▶ SOURCE MATERIAL:
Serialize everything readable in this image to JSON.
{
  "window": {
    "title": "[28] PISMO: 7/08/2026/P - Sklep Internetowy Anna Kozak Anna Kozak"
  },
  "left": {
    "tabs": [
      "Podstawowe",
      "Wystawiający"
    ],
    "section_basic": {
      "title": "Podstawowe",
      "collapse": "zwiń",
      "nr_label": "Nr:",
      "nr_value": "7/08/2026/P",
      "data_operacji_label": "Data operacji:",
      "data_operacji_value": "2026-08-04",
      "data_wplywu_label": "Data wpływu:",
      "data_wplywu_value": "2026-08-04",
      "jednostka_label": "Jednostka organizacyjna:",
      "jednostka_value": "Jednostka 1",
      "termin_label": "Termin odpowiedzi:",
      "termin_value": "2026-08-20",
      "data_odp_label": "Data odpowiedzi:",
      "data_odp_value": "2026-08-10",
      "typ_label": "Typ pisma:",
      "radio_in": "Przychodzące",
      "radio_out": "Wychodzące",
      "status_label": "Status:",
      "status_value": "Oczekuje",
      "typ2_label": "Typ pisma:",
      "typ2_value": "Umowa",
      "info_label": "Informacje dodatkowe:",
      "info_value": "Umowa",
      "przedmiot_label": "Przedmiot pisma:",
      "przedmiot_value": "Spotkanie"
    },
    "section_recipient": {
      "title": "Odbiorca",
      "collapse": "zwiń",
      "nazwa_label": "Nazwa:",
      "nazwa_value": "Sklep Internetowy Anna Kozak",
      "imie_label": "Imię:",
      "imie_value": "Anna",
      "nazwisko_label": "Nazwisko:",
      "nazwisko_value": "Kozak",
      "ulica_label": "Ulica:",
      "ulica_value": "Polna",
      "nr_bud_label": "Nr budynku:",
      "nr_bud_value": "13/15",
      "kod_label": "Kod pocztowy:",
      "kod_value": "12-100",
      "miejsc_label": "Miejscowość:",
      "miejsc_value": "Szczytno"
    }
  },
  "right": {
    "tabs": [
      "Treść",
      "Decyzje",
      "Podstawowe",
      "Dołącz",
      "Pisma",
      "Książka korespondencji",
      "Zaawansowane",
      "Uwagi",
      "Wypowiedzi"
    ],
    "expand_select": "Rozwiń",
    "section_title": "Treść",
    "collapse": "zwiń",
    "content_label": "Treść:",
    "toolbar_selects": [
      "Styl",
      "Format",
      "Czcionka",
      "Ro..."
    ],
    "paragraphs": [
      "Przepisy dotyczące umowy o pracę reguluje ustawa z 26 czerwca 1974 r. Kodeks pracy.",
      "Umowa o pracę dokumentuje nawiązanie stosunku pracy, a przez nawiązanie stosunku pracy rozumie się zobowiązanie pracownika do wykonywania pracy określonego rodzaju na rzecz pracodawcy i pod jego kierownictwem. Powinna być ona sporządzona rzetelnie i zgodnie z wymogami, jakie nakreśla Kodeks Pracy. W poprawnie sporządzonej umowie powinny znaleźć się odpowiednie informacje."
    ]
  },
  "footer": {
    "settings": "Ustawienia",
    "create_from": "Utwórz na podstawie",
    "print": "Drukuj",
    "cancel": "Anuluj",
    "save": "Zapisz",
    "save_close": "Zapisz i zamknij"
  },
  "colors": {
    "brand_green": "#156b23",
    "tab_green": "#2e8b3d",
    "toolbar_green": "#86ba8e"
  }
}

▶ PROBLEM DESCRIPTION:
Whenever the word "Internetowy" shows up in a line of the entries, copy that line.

▶ THE COMPLETED TASK:
    "title": "[28] PISMO: 7/08/2026/P - Sklep Internetowy Anna Kozak Anna Kozak"
      "nazwa_value": "Sklep Internetowy Anna Kozak",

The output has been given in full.